Please return only the lines between the line with "Enumerate this screenshot's" and the final line of the entries, both included, and exclude pictures.
************
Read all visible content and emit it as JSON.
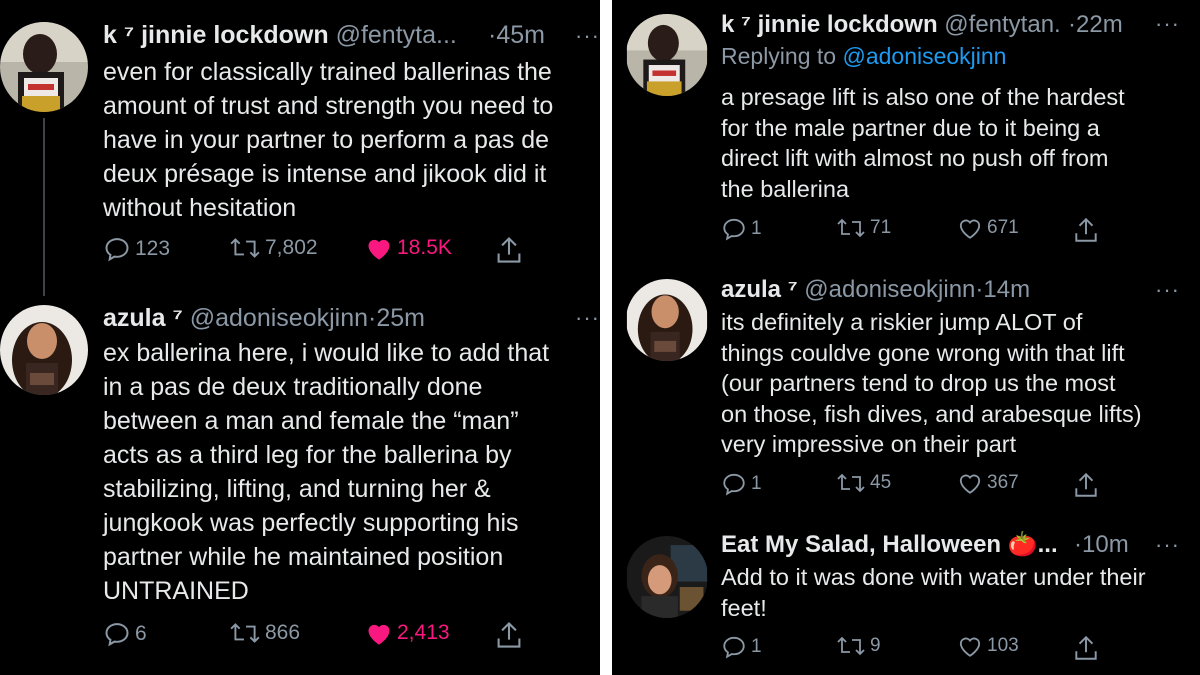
{
  "left": {
    "tweets": [
      {
        "name": "k ⁷ jinnie lockdown",
        "handle": "@fentyta...",
        "separator": "·",
        "time": "45m",
        "text_lines": [
          "even for classically trained ballerinas the",
          "amount of trust and strength you need to",
          "have in your partner to perform a pas de",
          "deux présage is intense and jikook did it",
          "without hesitation"
        ],
        "replies": "123",
        "retweets": "7,802",
        "likes": "18.5K",
        "liked": true
      },
      {
        "name": "azula ⁷",
        "handle": "@adoniseokjinn",
        "separator": "·",
        "time": "25m",
        "text_lines": [
          "ex ballerina here, i would like to add that",
          "in a pas de deux traditionally done",
          "between a man and female the “man”",
          "acts as a third leg for the ballerina by",
          "stabilizing, lifting, and turning her &",
          "jungkook was perfectly supporting his",
          "partner while he maintained position",
          "UNTRAINED"
        ],
        "replies": "6",
        "retweets": "866",
        "likes": "2,413",
        "liked": true
      }
    ]
  },
  "right": {
    "tweets": [
      {
        "name": "k ⁷ jinnie lockdown",
        "handle": "@fentytan...",
        "separator": "·",
        "time": "22m",
        "reply_prefix": "Replying to",
        "reply_mention": "@adoniseokjinn",
        "text_lines": [
          "a presage lift is also one of the hardest",
          "for the male partner due to it being a",
          "direct lift with almost no push off from",
          "the ballerina"
        ],
        "replies": "1",
        "retweets": "71",
        "likes": "671",
        "liked": false
      },
      {
        "name": "azula ⁷",
        "handle": "@adoniseokjinn",
        "separator": "·",
        "time": "14m",
        "text_lines": [
          "its definitely a riskier jump ALOT of",
          "things couldve gone wrong with that lift",
          "(our partners tend to drop us the most",
          "on those, fish dives, and arabesque lifts)",
          "very impressive on their part"
        ],
        "replies": "1",
        "retweets": "45",
        "likes": "367",
        "liked": false
      },
      {
        "name": "Eat My Salad, Halloween 🍅...",
        "handle": "",
        "separator": "·",
        "time": "10m",
        "text_lines": [
          "Add to it was done with water under their",
          "feet!"
        ],
        "replies": "1",
        "retweets": "9",
        "likes": "103",
        "liked": false
      }
    ]
  },
  "icons": {
    "reply": "speech-bubble-icon",
    "retweet": "retweet-arrows-icon",
    "like": "heart-icon",
    "share": "share-upload-icon",
    "more": "more-dots-icon"
  },
  "colors": {
    "background": "#000000",
    "text": "#e7e9ea",
    "muted": "#8b98a5",
    "like": "#f91880",
    "link": "#1d9bf0",
    "divider": "#ffffff"
  }
}
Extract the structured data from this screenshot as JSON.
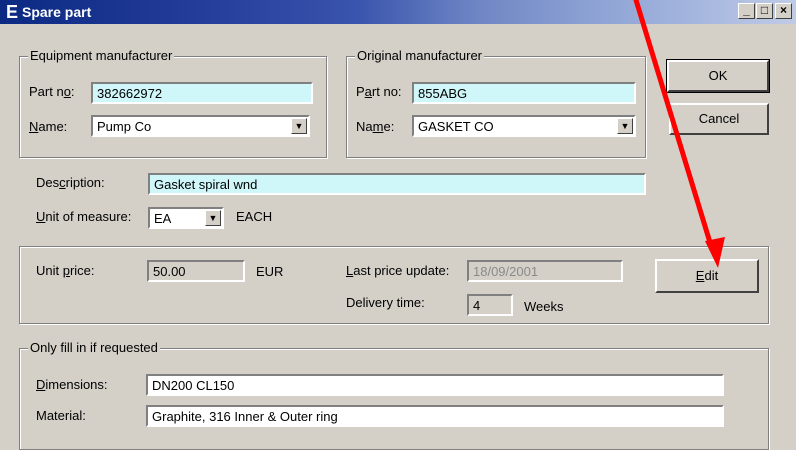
{
  "window": {
    "title": "Spare part",
    "app_icon": "E",
    "min": "_",
    "max": "□",
    "close": "×"
  },
  "equip": {
    "group_label": "Equipment manufacturer",
    "part_label_pre": "Part n",
    "part_label_u": "o",
    "part_label_post": ":",
    "part_value": "382662972",
    "name_label_u": "N",
    "name_label_post": "ame:",
    "name_value": "Pump Co"
  },
  "orig": {
    "group_label": "Original manufacturer",
    "part_label_pre": "P",
    "part_label_u": "a",
    "part_label_post": "rt no:",
    "part_value": "855ABG",
    "name_label_pre": "Na",
    "name_label_u": "m",
    "name_label_post": "e:",
    "name_value": "GASKET CO"
  },
  "buttons": {
    "ok": "OK",
    "cancel": "Cancel",
    "edit_u": "E",
    "edit_post": "dit"
  },
  "description": {
    "label_pre": "Des",
    "label_u": "c",
    "label_post": "ription:",
    "value": "Gasket spiral wnd"
  },
  "uom": {
    "label_u": "U",
    "label_post": "nit of measure:",
    "value": "EA",
    "text": "EACH"
  },
  "price": {
    "label_pre": "Unit ",
    "label_u": "p",
    "label_post": "rice:",
    "value": "50.00",
    "currency": "EUR",
    "last_update_u": "L",
    "last_update_post": "ast price update:",
    "last_update_value": "18/09/2001",
    "delivery_label": "Delivery time:",
    "delivery_value": "4",
    "delivery_unit": "Weeks"
  },
  "optional": {
    "group_label": "Only fill in if requested",
    "dim_u": "D",
    "dim_post": "imensions:",
    "dim_value": "DN200 CL150",
    "material_label": "Material:",
    "material_value": "Graphite, 316 Inner & Outer ring"
  },
  "annotation": {
    "arrow_color": "#ff0000"
  }
}
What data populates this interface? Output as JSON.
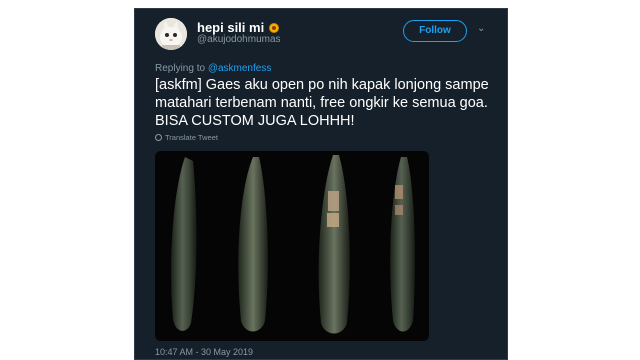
{
  "tweet": {
    "display_name": "hepi sili mi",
    "handle": "@akujodohmumas",
    "follow_label": "Follow",
    "reply_prefix": "Replying to",
    "reply_mention": "@askmenfess",
    "text": "[askfm] Gaes aku open po nih kapak lonjong sampe matahari terbenam nanti,  free ongkir ke semua goa.  BISA CUSTOM JUGA LOHHH!",
    "translate_label": "Translate Tweet",
    "timestamp": "10:47 AM - 30 May 2019"
  },
  "colors": {
    "background": "#15202b",
    "accent": "#1da1f2",
    "secondary_text": "#8899a6"
  },
  "icons": {
    "avatar": "cat-avatar",
    "name_badge": "emoji-badge-icon",
    "menu": "chevron-down-icon",
    "translate": "globe-icon"
  }
}
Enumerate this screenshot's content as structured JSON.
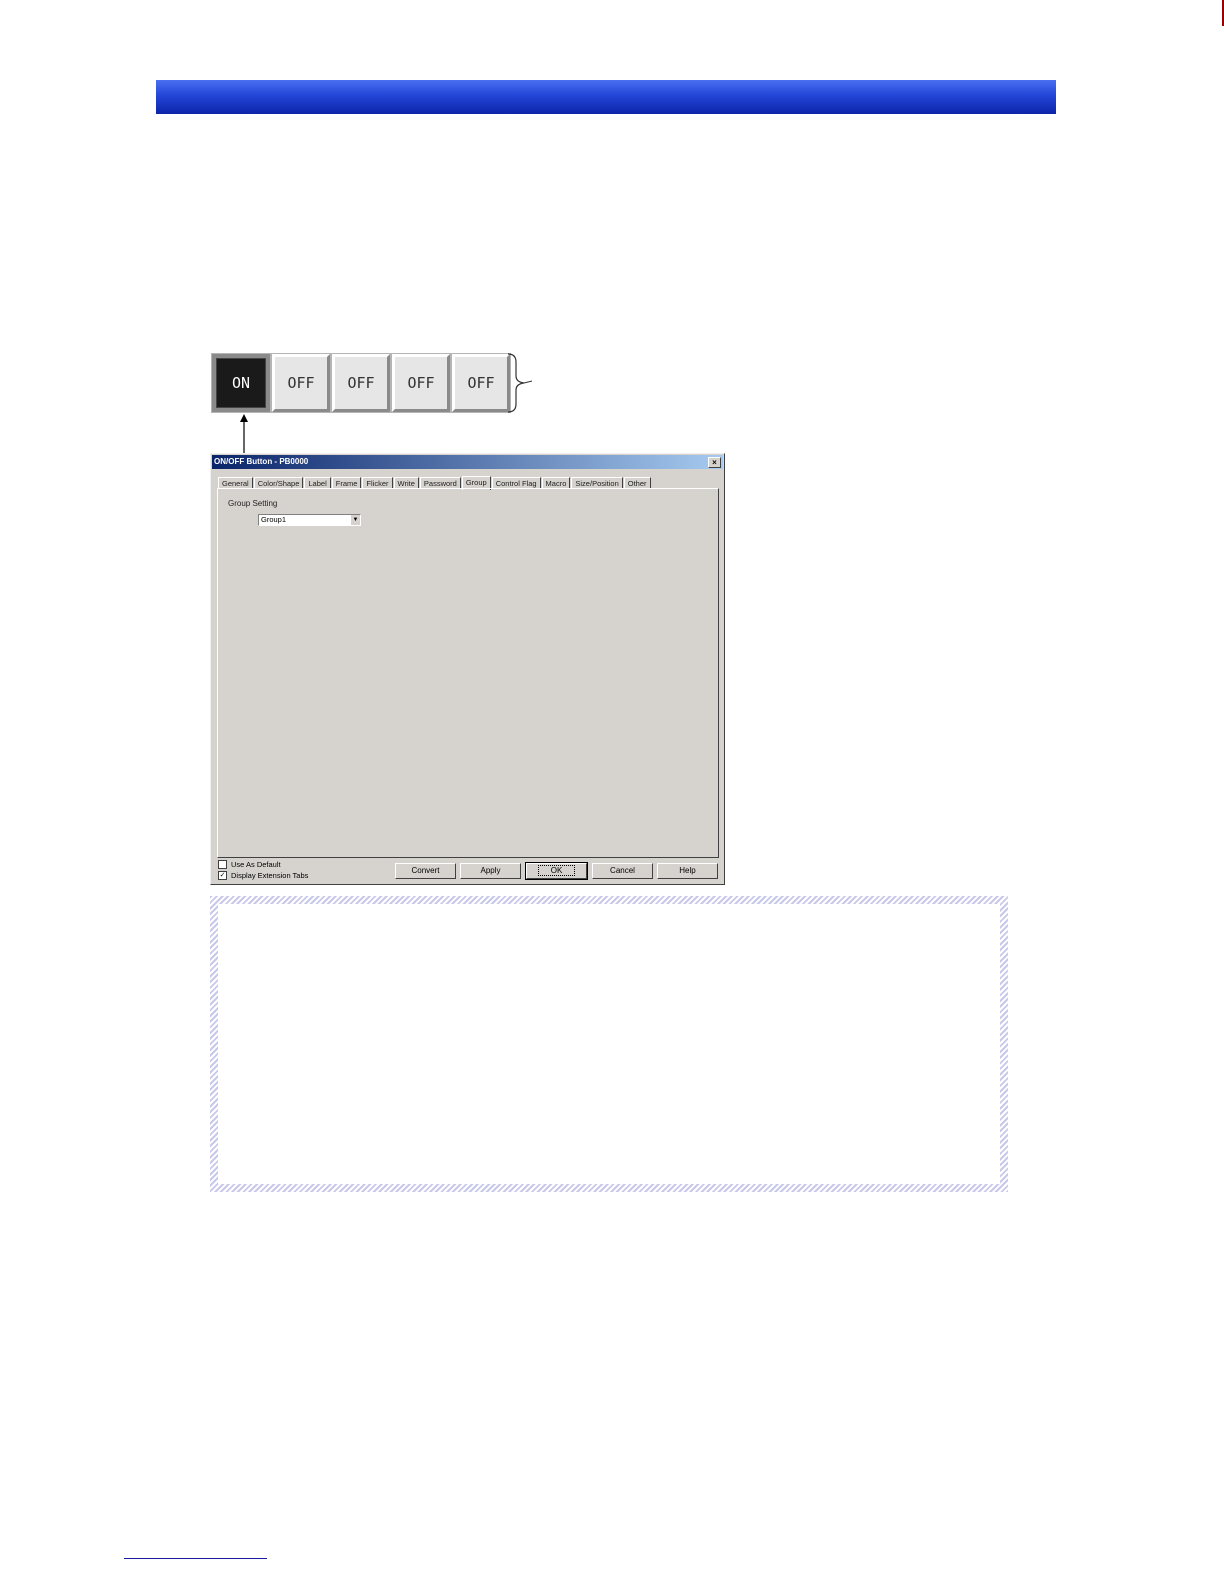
{
  "buttons": {
    "states": [
      "ON",
      "OFF",
      "OFF",
      "OFF",
      "OFF"
    ]
  },
  "dialog": {
    "title": "ON/OFF Button - PB0000",
    "tabs": [
      "General",
      "Color/Shape",
      "Label",
      "Frame",
      "Flicker",
      "Write",
      "Password",
      "Group",
      "Control Flag",
      "Macro",
      "Size/Position",
      "Other"
    ],
    "active_tab": "Group",
    "group_setting_label": "Group Setting",
    "group_select_value": "Group1",
    "use_as_default_label": "Use As Default",
    "use_as_default_checked": false,
    "display_extension_tabs_label": "Display Extension Tabs",
    "display_extension_tabs_checked": true,
    "convert_label": "Convert",
    "apply_label": "Apply",
    "ok_label": "OK",
    "cancel_label": "Cancel",
    "help_label": "Help",
    "check_mark": "✓",
    "close_glyph": "×",
    "dropdown_glyph": "▼"
  },
  "colors": {
    "header_bar": "#2346d8",
    "note_border": "#c8c8ea"
  }
}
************
Completed exercise:
Enumerate this screenshot's content as structured JSON.
{
  "buttons": {
    "states": [
      "ON",
      "OFF",
      "OFF",
      "OFF",
      "OFF"
    ]
  },
  "dialog": {
    "title": "ON/OFF Button - PB0000",
    "tabs": [
      "General",
      "Color/Shape",
      "Label",
      "Frame",
      "Flicker",
      "Write",
      "Password",
      "Group",
      "Control Flag",
      "Macro",
      "Size/Position",
      "Other"
    ],
    "active_tab": "Group",
    "group_setting_label": "Group Setting",
    "group_select_value": "Group1",
    "use_as_default_label": "Use As Default",
    "use_as_default_checked": false,
    "display_extension_tabs_label": "Display Extension Tabs",
    "display_extension_tabs_checked": true,
    "convert_label": "Convert",
    "apply_label": "Apply",
    "ok_label": "OK",
    "cancel_label": "Cancel",
    "help_label": "Help",
    "check_mark": "✓",
    "close_glyph": "×",
    "dropdown_glyph": "▼"
  },
  "colors": {
    "header_bar": "#2346d8",
    "note_border": "#c8c8ea"
  }
}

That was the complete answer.